Component data from apps and pages:
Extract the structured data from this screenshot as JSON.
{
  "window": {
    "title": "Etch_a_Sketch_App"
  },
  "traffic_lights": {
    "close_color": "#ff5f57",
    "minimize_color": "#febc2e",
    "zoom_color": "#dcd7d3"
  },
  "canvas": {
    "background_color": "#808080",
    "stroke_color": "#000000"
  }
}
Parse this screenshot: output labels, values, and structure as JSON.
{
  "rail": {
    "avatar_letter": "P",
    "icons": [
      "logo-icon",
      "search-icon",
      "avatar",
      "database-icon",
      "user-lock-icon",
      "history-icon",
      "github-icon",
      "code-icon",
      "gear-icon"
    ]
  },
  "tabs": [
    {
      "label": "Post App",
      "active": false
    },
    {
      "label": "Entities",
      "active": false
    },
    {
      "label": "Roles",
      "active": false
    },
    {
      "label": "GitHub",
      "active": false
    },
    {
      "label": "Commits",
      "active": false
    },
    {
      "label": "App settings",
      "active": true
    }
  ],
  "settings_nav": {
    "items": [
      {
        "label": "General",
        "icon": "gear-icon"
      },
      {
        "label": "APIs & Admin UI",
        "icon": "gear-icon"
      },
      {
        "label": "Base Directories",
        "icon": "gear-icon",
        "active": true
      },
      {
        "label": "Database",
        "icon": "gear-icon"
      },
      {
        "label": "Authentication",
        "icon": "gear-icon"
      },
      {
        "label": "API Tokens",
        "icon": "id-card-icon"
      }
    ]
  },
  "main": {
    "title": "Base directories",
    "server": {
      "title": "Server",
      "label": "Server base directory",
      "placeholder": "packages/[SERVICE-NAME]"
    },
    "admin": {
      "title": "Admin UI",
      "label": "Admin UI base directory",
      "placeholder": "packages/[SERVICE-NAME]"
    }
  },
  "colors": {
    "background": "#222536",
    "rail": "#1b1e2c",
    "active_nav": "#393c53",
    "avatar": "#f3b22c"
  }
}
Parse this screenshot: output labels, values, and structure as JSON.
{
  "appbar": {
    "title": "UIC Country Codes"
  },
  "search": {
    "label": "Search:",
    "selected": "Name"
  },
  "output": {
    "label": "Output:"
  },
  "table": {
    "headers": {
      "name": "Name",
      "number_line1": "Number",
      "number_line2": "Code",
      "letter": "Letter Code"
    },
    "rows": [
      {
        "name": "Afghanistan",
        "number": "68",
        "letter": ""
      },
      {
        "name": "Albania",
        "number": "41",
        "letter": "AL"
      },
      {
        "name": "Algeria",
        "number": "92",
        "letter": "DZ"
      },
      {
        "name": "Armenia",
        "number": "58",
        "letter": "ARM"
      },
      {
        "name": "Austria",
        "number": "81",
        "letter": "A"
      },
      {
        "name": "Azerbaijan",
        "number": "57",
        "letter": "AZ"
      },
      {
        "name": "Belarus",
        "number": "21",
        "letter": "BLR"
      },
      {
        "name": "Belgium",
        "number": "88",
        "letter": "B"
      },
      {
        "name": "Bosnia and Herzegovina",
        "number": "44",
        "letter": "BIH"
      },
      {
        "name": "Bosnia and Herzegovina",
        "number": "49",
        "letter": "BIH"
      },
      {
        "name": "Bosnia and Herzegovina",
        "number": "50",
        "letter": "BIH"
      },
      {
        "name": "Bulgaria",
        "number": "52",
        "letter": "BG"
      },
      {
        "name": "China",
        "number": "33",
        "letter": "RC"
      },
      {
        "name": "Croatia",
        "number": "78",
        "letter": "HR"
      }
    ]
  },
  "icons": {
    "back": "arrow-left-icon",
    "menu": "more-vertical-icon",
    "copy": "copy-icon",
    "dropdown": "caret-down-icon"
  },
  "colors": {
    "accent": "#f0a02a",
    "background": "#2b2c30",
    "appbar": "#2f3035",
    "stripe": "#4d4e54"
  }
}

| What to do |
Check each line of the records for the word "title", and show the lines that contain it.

| Result of this task |
    "title": "Etch_a_Sketch_App"
    "title": "Base directories",
      "title": "Server",
      "title": "Admin UI",
    "title": "UIC Country Codes"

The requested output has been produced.